Thousands of users flocked to a viral internet forum to share their biggest "culture shocks" after undergoing gender transitions.

The Original Poster (OP), known as u/TyDye386, asked the viral question in Reddit's popular "Ask Reddit" thread where it received more than 6,000 upvotes and 4,300 comments. The post can be found here.

Many users said their social interactions changed after their transition, while others said they needed time to get used to the lack of pockets in women's clothing.

According to data analyzed by Pew Research Center, an estimated 5 percent of young adults in America identify with a gender different than the sex they were assigned at birth.

More than four in 10 Americans report knowing someone who is transgender compared to three in 10 Americans in 2017.

Americans under 30 are more likely than their older counterparts to identify as trans or nonbinary, according to Pew Research.

More than 4,300 users commented on the post asking "Trans people of Reddit, what was the biggest 'culture shock' you noticed after transitioning to your gender?"


One of the Girls

"The amount of women in my family, my female friends, and even female acquaintances now confiding every single deep dark detail of their life in me, or just openly talking about their every bodily function," another user commented. "I became 'one of the girls' way before I was comfortable with it."


"As a passing almost fully transitioned trans woman, it's that people are a *lot* more concerned about my safety as a woman than they ever were as a man," another wrote.

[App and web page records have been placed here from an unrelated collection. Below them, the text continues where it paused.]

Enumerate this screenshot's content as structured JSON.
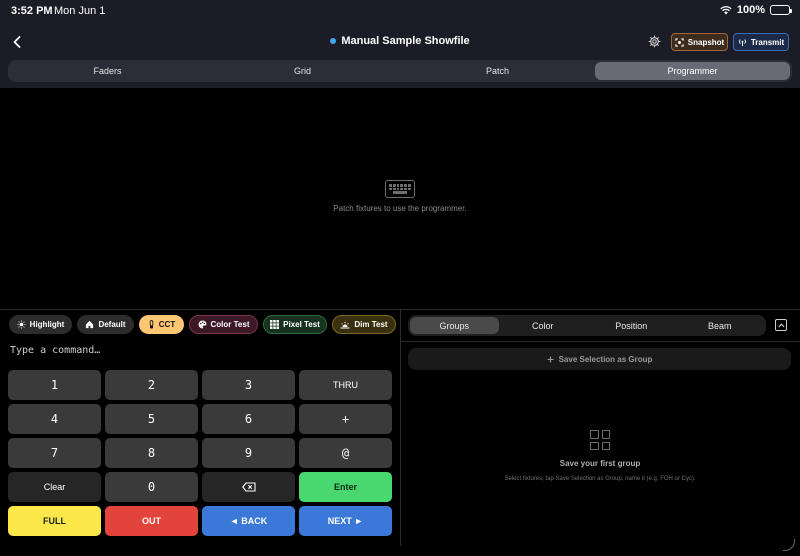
{
  "status": {
    "time": "3:52 PM",
    "date": "Mon Jun 1",
    "battery": "100%"
  },
  "header": {
    "title": "Manual Sample Showfile",
    "snapshot_label": "Snapshot",
    "transmit_label": "Transmit"
  },
  "tabs": [
    {
      "label": "Faders",
      "active": false
    },
    {
      "label": "Grid",
      "active": false
    },
    {
      "label": "Patch",
      "active": false
    },
    {
      "label": "Programmer",
      "active": true
    }
  ],
  "empty_state": {
    "message": "Patch fixtures to use the programmer."
  },
  "chips": {
    "highlight": "Highlight",
    "default": "Default",
    "cct": "CCT",
    "color_test": "Color Test",
    "pixel_test": "Pixel Test",
    "dim_test": "Dim Test"
  },
  "command": {
    "placeholder": "Type a command…"
  },
  "keypad": {
    "k1": "1",
    "k2": "2",
    "k3": "3",
    "thru": "THRU",
    "k4": "4",
    "k5": "5",
    "k6": "6",
    "plus": "+",
    "k7": "7",
    "k8": "8",
    "k9": "9",
    "at": "@",
    "clear": "Clear",
    "k0": "0",
    "enter": "Enter",
    "full": "FULL",
    "out": "OUT",
    "back": "◄ BACK",
    "next": "NEXT ►"
  },
  "right_tabs": [
    {
      "label": "Groups",
      "active": true
    },
    {
      "label": "Color",
      "active": false
    },
    {
      "label": "Position",
      "active": false
    },
    {
      "label": "Beam",
      "active": false
    }
  ],
  "groups": {
    "save_selection": "Save Selection as Group",
    "first_title": "Save your first group",
    "first_sub": "Select fixtures, tap Save Selection as Group, name it (e.g. FOH or Cyc)."
  },
  "colors": {
    "accent_blue": "#3b78d8",
    "enter_green": "#48d86f",
    "full_yellow": "#f9e848",
    "out_red": "#e2433c",
    "cct_orange": "#ffc774"
  }
}
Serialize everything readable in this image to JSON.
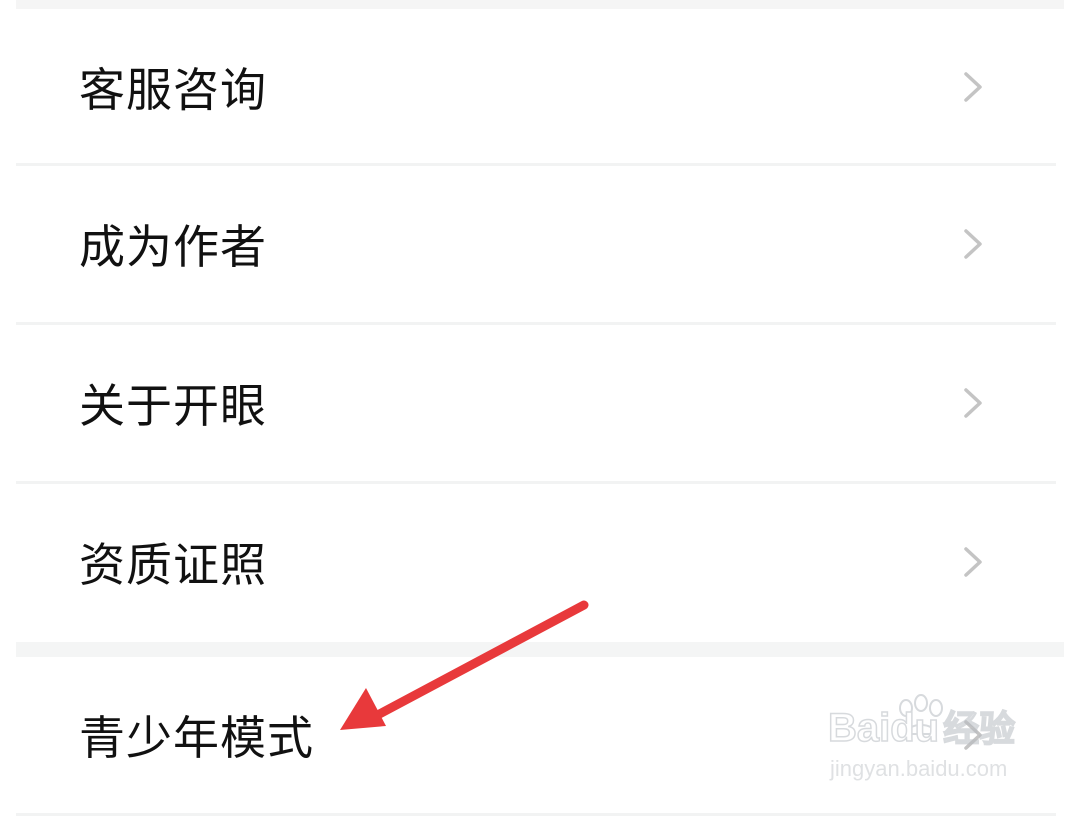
{
  "menu": {
    "items": [
      {
        "label": "客服咨询",
        "chevron_icon": "chevron-right-icon"
      },
      {
        "label": "成为作者",
        "chevron_icon": "chevron-right-icon"
      },
      {
        "label": "关于开眼",
        "chevron_icon": "chevron-right-icon"
      },
      {
        "label": "资质证照",
        "chevron_icon": "chevron-right-icon"
      },
      {
        "label": "青少年模式",
        "chevron_icon": "chevron-right-icon"
      }
    ]
  },
  "annotation": {
    "arrow_icon": "red-arrow-icon",
    "color": "#e8393b"
  },
  "watermark": {
    "brand": "Bai",
    "brand_suffix": "du",
    "brand_cn": "经验",
    "url": "jingyan.baidu.com",
    "icon": "paw-icon"
  },
  "colors": {
    "background": "#ffffff",
    "text": "#111111",
    "chevron": "#c4c4c4",
    "divider": "#f2f3f3"
  }
}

"I am MtF [Male to Female] and even though I knew about it, the amount of sexism, harassment and sexual assault is shocking," another commented. "Logically, I knew it happened. I've had people tell me all about it before. But once I started passing as a woman, holy fuck. Sexual comments happen all the time, even just sitting at a stoplight in my car, people have shouted through my window sexual shit. More than once!"

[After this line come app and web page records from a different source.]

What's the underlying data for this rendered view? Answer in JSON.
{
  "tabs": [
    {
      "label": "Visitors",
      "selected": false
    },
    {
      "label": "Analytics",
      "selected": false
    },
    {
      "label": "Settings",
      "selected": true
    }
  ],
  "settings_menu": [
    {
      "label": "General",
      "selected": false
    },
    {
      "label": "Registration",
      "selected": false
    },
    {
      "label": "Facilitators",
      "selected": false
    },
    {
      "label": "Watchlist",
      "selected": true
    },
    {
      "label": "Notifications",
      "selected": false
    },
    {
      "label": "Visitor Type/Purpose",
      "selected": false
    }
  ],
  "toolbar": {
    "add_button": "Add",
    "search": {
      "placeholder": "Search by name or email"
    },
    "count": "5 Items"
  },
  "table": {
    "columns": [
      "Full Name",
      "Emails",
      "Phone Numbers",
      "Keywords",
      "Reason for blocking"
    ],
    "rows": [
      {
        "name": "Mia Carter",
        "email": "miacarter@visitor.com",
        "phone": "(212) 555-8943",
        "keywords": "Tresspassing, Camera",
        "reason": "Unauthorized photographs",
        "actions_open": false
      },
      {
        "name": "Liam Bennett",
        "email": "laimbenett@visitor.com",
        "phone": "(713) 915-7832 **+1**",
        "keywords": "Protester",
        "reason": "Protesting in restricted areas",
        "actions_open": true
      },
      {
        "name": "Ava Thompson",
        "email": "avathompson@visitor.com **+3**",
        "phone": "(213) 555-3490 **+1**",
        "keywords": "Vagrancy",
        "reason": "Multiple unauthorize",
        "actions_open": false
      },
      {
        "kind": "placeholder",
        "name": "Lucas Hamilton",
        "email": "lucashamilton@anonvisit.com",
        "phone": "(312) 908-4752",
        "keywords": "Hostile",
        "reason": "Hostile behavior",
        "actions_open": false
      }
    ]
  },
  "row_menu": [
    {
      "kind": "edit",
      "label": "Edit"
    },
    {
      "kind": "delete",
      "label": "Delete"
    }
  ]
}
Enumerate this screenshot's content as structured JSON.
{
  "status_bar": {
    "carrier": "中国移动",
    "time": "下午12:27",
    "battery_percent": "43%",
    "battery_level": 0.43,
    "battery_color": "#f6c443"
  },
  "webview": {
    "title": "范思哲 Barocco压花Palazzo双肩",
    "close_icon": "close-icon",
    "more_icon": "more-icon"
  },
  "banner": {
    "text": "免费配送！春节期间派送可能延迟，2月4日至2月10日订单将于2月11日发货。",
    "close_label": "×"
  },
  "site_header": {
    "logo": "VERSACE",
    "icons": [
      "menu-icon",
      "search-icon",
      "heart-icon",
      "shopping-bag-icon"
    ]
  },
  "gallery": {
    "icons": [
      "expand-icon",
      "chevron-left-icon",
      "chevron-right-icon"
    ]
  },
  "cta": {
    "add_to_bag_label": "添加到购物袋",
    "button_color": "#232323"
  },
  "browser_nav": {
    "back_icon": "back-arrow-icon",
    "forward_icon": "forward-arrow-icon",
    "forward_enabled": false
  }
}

There's also a closer camaraderie among women just for being women, and so many men have absolutely no idea how to interact with a woman. I've been hit on, catcalled, and the like and I never knew how frequent this all was.

On a more lighthearted note, I was surprised to learn that using purses has the side benefit of me never forgetting my keys in my pants pockets and running them through the wash anymore


"I never adjusted my voice after transitioning, so my voice does tend to cause confusion, and yet, rarely an issue," one user commented.

Women's Clothing

"The lack of pockets," one user wrote. "Welcome to sad reality of feminine clothes," another commenter replied.

"Girls are so nice to each other, it’s seems so strange that a random woman in the metro might just compliment me on my clothes, just like that."

"This is it for me too. The very first time I went out in public dressed femininely after I came out, I had two other women say nice things about my outfit. I was stunned. In all the previous more than thirty years of dressing like a man, I can't think of a single time a man complimented me on my clothes. And I've always been pretty fashionable, no matter what gender I'm dressing for. Now I almost expect it. I know what outfits and looks I have that will always get other women to compliment me. It's wild."

Your comments please: 

1 comment:

  1. I've been married for 50 years. The first 40 or so were as man and wife; the last as two women. As happens with many longtime couples, the friendships developed are with other couples. Needless to say, the dynamics of those friendships change dramatically when the "man" in one couple suddenly (to the other couples) changes to woman and woman.

    I have to admit that I was never really comfortable with many of the couples get-togethers when I was perceived to be the man. I disliked the separation that always took place, when the men grouped together apart from the women. Often, it would take place immediately, as the women would find their seats at one end of the room, and the men on the other. I would try to sit in a seat that was adjacent to the women, although still part of the men's group - which was the best I could do. I found the women's discussions to be more interesting than the men's, anyway, and I would try to be part of the women's as much as I could.

    Now, there are fewer opportunities to partake in those couples' events. We're just not invited to many of them anymore. It's not so much that I am being rejected for my "new" gender as it is the perceived upsetting of the balance in the dynamics of our couple-hood. Should I, when alone, run into any of the group casually, whether it be one of the men or the women, I have little trouble relating to them as the woman I am. It seems to only be a problem when I am part of the couple my wife and I are. This is definitely culture shock, and it's gone on so long now that I doubt it will ever subside.